(Collected data)
========================

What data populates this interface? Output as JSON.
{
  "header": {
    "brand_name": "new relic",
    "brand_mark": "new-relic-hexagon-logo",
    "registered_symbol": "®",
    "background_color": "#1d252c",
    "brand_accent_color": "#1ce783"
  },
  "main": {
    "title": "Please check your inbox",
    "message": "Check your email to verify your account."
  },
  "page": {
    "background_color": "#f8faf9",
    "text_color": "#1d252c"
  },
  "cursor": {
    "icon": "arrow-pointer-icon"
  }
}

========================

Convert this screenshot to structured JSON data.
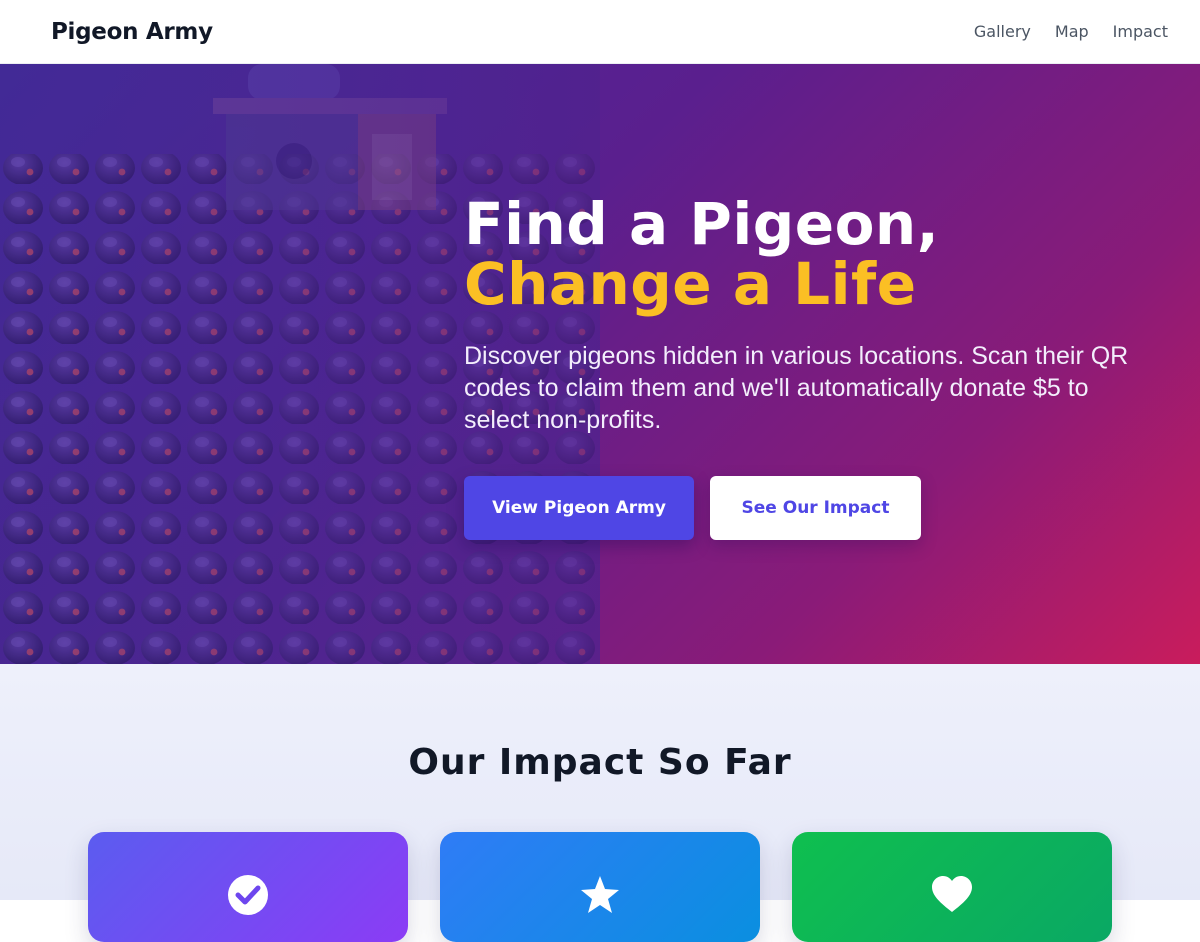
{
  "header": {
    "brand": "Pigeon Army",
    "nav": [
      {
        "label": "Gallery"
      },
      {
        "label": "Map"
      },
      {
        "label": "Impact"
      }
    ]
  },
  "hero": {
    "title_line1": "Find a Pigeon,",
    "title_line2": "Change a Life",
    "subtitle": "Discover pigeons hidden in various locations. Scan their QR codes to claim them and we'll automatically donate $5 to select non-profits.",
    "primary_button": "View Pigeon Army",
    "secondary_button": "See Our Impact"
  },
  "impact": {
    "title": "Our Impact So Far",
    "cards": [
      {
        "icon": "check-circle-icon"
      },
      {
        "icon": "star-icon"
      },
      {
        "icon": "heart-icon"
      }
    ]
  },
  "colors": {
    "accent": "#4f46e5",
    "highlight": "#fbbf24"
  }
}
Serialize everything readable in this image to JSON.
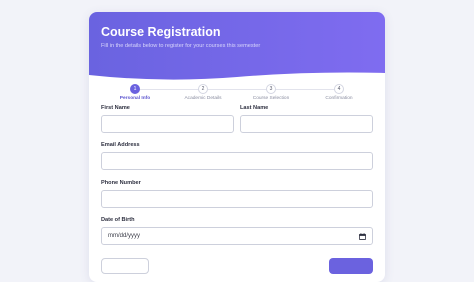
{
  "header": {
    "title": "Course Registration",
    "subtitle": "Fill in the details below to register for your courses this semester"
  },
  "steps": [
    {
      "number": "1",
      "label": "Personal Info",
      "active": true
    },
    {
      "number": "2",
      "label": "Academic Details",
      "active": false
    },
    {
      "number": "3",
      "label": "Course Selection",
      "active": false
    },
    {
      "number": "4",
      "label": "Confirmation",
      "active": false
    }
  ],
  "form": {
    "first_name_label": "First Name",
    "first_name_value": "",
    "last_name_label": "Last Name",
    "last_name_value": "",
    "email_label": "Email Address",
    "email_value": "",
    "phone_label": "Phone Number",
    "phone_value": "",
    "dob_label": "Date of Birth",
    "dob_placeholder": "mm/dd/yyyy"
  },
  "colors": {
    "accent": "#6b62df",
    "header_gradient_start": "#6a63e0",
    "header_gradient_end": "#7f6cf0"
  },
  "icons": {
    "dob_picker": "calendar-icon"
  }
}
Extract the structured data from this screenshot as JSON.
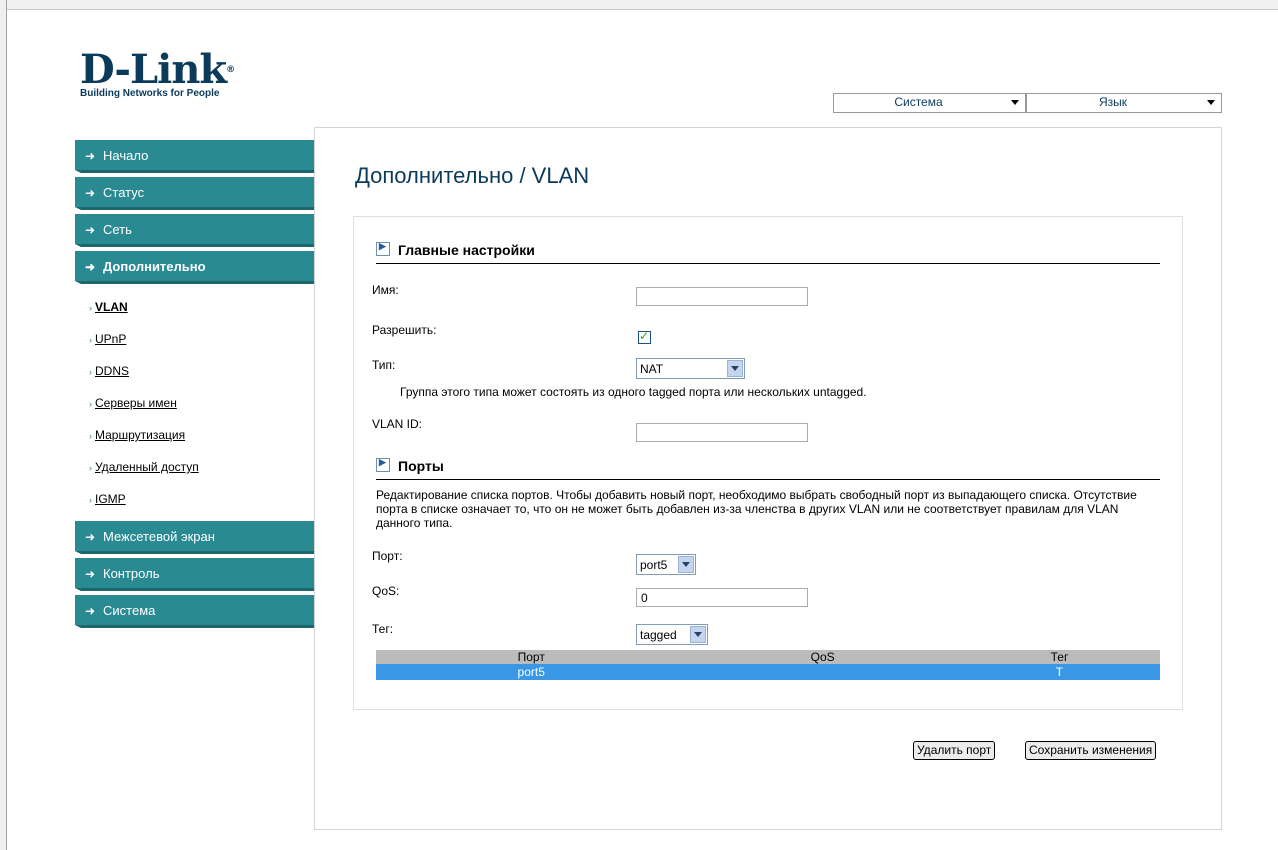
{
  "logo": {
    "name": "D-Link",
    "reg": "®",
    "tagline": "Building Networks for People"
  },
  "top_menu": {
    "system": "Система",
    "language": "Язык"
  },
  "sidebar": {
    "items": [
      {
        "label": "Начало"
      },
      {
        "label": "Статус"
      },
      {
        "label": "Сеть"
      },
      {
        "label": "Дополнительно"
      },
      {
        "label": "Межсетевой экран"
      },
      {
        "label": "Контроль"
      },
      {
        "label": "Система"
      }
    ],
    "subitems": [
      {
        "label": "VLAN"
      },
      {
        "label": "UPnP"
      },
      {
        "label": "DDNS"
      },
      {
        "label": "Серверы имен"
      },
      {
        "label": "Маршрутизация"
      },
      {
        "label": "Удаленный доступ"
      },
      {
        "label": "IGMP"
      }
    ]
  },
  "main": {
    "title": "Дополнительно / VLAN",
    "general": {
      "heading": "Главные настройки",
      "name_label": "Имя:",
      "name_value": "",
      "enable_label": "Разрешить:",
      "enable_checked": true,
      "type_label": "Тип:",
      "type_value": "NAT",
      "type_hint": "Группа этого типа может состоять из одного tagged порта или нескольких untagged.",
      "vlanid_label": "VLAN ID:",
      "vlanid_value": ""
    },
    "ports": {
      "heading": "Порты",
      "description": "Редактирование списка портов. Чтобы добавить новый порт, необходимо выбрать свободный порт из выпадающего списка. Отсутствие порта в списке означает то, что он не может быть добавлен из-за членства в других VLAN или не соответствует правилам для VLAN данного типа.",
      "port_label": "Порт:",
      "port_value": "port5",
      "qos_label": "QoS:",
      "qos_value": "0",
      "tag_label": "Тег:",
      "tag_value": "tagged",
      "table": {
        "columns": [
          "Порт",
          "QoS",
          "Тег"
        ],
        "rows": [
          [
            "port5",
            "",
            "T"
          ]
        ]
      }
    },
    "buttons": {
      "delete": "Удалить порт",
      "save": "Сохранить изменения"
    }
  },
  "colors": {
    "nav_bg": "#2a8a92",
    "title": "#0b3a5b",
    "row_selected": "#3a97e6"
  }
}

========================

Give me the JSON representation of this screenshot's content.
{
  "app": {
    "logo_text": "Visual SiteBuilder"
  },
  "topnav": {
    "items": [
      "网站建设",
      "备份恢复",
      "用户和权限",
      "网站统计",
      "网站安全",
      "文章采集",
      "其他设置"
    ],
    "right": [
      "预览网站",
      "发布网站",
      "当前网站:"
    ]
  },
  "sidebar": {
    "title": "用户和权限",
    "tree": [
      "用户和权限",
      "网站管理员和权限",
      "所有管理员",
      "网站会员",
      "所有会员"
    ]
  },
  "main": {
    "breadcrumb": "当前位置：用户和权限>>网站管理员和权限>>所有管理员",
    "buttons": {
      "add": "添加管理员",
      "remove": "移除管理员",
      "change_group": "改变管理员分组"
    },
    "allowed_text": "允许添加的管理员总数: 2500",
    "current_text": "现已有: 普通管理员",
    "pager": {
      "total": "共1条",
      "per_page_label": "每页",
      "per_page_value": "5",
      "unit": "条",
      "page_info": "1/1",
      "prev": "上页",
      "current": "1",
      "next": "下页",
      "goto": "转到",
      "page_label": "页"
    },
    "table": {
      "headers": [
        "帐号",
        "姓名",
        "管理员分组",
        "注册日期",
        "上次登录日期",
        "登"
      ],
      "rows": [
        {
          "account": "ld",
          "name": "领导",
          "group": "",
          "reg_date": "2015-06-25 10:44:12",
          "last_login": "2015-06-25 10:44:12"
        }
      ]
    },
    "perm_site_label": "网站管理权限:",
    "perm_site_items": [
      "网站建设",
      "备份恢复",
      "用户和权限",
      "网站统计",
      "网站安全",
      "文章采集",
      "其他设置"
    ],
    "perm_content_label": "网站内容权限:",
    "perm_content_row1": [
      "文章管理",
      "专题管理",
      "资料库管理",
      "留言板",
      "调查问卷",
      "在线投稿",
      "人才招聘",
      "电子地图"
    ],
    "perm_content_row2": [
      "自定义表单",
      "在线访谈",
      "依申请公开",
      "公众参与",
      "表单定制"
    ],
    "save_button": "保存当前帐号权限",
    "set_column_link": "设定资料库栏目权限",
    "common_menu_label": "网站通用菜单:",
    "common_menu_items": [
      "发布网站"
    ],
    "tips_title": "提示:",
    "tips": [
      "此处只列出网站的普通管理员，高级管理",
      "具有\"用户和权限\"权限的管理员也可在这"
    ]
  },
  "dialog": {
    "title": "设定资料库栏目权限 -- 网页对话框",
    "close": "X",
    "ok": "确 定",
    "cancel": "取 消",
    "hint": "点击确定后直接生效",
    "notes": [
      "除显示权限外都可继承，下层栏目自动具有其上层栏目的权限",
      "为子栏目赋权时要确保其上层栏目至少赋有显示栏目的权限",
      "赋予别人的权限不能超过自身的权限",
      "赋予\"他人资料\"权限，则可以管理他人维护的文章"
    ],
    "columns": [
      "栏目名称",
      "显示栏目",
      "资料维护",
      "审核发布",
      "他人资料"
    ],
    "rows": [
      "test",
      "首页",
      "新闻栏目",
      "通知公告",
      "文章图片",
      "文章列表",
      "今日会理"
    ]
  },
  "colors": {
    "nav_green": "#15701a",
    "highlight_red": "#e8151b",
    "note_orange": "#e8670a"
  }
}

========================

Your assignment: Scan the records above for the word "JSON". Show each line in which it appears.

Task response:
What data populates this interface? Output as JSON.
Convert this screenshot to structured JSON data.
Serialize everything readable in this image to JSON.
Extract the structured data from this screenshot as JSON.
Give me the JSON representation of this screenshot's content.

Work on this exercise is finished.